hot-blooded


Also found in: Dictionary, Thesaurus, Medical, Financial, Wikipedia.

hot-blooded

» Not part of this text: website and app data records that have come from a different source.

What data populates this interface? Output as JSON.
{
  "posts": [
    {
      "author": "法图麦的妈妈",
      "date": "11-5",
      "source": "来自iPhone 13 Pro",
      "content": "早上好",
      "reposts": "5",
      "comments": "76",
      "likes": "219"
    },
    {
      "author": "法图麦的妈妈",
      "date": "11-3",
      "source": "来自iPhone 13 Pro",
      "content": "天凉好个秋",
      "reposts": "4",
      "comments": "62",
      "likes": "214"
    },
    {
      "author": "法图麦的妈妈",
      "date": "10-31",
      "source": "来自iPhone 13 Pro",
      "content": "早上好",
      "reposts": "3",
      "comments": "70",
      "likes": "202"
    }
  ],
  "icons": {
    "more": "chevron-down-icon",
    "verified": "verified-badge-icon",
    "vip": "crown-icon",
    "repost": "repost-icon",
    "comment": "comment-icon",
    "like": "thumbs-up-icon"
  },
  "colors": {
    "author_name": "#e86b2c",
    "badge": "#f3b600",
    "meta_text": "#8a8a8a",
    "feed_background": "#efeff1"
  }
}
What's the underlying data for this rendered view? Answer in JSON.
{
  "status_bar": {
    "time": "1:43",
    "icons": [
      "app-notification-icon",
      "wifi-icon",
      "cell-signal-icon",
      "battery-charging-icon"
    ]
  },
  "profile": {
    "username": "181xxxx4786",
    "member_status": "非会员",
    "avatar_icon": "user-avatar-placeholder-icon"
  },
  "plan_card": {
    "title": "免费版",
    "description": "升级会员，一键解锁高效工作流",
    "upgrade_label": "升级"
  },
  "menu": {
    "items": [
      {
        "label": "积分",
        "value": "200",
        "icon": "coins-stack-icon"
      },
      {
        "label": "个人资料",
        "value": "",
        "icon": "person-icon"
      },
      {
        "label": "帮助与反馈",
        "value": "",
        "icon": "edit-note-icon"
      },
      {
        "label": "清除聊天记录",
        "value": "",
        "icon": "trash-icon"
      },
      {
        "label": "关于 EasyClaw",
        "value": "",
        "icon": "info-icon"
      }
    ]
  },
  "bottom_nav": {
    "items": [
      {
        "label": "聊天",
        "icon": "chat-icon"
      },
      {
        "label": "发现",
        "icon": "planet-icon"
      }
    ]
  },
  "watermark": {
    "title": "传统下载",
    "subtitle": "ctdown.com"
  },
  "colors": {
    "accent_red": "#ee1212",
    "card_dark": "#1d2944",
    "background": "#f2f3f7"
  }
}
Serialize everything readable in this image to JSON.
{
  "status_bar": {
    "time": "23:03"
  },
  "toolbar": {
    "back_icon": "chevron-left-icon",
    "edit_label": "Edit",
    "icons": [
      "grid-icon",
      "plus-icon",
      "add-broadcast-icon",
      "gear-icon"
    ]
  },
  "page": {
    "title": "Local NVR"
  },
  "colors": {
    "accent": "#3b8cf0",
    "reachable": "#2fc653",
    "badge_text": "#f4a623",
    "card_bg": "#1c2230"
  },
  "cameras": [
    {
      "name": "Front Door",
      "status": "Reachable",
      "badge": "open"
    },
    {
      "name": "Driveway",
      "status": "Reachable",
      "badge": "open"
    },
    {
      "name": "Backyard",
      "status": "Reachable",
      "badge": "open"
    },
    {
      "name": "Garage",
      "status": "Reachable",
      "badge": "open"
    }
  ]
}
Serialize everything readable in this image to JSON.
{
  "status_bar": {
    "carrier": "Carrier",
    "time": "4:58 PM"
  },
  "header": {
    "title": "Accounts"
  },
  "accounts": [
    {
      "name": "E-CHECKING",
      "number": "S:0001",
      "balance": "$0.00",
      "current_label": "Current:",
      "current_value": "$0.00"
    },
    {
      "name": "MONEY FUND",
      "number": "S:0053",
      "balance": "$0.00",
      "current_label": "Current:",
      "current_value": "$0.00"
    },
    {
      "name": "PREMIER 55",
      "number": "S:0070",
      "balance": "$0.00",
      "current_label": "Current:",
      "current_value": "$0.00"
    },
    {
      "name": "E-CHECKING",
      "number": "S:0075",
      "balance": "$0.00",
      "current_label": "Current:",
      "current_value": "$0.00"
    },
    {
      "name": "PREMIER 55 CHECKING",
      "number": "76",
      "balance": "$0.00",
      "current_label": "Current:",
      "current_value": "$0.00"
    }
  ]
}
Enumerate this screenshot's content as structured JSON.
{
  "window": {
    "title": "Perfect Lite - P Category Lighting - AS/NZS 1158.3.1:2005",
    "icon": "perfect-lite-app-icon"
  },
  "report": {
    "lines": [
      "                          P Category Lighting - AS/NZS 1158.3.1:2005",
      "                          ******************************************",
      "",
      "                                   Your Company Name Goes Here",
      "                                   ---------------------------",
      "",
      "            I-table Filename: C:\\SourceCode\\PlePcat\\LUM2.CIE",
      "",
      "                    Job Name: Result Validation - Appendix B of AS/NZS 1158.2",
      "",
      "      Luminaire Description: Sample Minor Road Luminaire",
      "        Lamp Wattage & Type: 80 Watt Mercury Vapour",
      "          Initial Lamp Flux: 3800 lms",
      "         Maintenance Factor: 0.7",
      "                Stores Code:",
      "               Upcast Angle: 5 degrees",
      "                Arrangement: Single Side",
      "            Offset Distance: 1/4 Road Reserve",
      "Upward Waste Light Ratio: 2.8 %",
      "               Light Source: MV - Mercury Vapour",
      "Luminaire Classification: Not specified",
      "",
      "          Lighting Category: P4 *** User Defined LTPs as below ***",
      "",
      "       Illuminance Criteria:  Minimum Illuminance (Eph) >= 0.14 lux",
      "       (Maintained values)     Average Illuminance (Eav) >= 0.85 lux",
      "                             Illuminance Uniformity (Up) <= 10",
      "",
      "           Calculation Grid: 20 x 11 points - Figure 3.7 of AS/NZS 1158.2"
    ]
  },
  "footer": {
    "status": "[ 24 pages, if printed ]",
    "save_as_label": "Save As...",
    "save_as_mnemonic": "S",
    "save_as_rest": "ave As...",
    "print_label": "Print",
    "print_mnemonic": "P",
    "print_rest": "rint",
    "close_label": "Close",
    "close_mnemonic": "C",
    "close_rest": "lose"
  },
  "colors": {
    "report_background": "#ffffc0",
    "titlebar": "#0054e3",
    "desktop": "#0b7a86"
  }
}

(of a horse) being of thoroughbred stock
References in periodicals archive ?
These events are invariably attended by hot-blooded young adults, and more often than not, they show up in fancy, high-powered vehicles.
So I did a little research and I've come up with possibly the best calendar EVER for all you hot-blooded males, young and old.
The Scottish supporters are hot-blooded like the Turks and Balkans."
And no, hot-blooded blokes, that's not just because if you stay tuned long enough to true Blood, you're likely to catch a glimpse of Anna Paquin's naked body!
WORCESTER - Good news for hot-blooded Foreigner fans: The superstar rock band is coming to Worcester.
The warring managers come face to face on the Villa Park touchline for the first time since the Anfield boss gave up on his bid to sign the England midfielder, and their meeting threatens to be as hot-blooded as today's clash.
Show business newspaper Daily Variety called 'Vicky Cristina' "a sexy, funny divertissement that passes as enjoyably as an idle sunny afternoon in the titular Spanish city" and added the film "is by several degrees more hot-blooded than his (Allen's) usual norm." Allen said he definitely wanted to make the movie funny, but he also saw it as a somewhat tragic tale of people who can't fall in love, others who fall perhaps too deeply for each other, and those who marry for all the wrong reasons.
The lineup includes two new versions of classics: Teatre Romea's hot-blooded version of the 15th-century Tirant Lo Blanc (The White Knight), directed by Calixto Bieito, which had its world premiere last month in Germany; and a Spanish/British collaboration (Mom Produccions/West Yorkshire Playhouse) on a Don Quixote that is also fresh off its September premiere.
Farruquito, a hot-blooded young genius with quick-silver feet and hair-tossing charisma, absolutely owned the stage, while his brother and cousin also mustered blazing footwork and arm flourishes.
In this, the seventh hot-blooded novel of the Vampire Huntress series, the chairman of the Vampire Council is dead and the hunt for revenge is on.
In Eric Jerome Dickey's much-anticipated new novel, CHASING DESTINY (Dutton, $24.95), he weaves a passionate and stylish work about a hot-blooded California vixen, Billie (a.k.a.
As I attempted to understand the depth of this warmth and its seeming contradiction to the hot-blooded anger the Canadians so often roused in their neighbors, I began to see the extent of our cultural misunderstandings.